FrieslandCampina underlined the poor conditions in the European dairy market, even while highlighting demand growth elsewhere – attested to by Glanbia, which flagged a shortage of milk for its US cheese business.
Dutch-based FrieslandCampina highlighted "positive" hopes for the dairy market long-term, underpinned by rising population and consumer wealth.
"At the moment, the global demand for dairy products is greater than the supply," the group's chief executive, Cees t'Hart, said.
The co-operative, owned by more than 19,000 dairy farmers, also said that "rapid urbanisation will reduce people's degree of self-sufficiency even further and the demand for food, including dairy products, will increase".
By region, FrieslandCampina highlighted growing Asian demand for dairy, and raised Africa as "continent with enormous potential", with the spread of supermarkets also helping distribution of milk products.
However, the group warned over Europe, for which Mr t'Hart noted that "economic forecasts are still not promising".
"In 2014, Europe is expected to have to continue contending with consumers who limit their expenditure because their incomes are under pressure from higher costs and increasing unemployment," the co-operative said.
"In such times, to remain attractive and have brands and propositions that can hold their own against private labels and discount outlets, a brand producer such as FrieslandCampina must manage on the basis of cost reduction and, at the same time, invest selectively."
The group warned that "as a result of the continuing crisis the result expectations in Europe have been adjusted downwards".
The downgrade had prompted it to take a E200m charge against the value of the Nutricia Dairy & Drinks business bought in 2001, bringing FrieslandCampina brands including Chocomel, Fristi and Milli, and offices in Belgium, Germany, Hungary, the Netherlands and Romania.
The charge left FrieslandCampina swallowing a 44% slump to E157m in profits for last year, despite a rise of 10.8% to E11.42bn in revenues.
Excluding the charge, profits would have risen 17.6% to E327m, Mr T'hart said, terming 2013 a "good year".

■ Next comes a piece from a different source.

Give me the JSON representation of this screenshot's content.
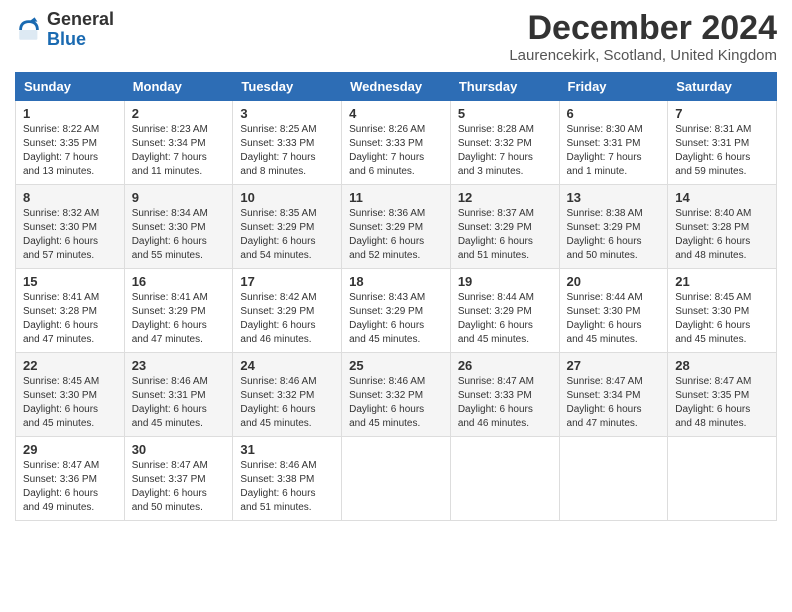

Separately, Irish-based Glanbia attested to the difficulty that the squeeze on milk supplies was posing to its Idaho-based US cheese business, facing "challenges related to increased competition for milk".
The tussle for supplies "is expected to lead to higher milk costs and some year-on-year volume declines", Glanbia said, in comments which come two days after the US Department of Agriculture raised forecasts tor domestic dairy prices, noting increased export demand for cheese and butter.
The group raised to $21.40-22.00 per hundredweight, from $20.85-21.55, its forecast for all-milk prices this year, putting a rise of potentially 10% in value on the cards.
However, Glanbia said that its outlook overall for 2014 was "positive", led by its global performance nutrition arm, and forecast 8-10% growth in underlying earnings per share this year.
The group reported earnings of 55.46 euro cents for 2013, a rise of 8.0%, on revenues up 8.0% at E3.28bn.
Glanbia had enjoyed a "strong end to 2013", Jack Gorman at Dublin-based broker Davy said, restating an "outperform" rating on the group's shares.
The shares stood 1.9% higher at E11.19 in afternoon deals in Dublin.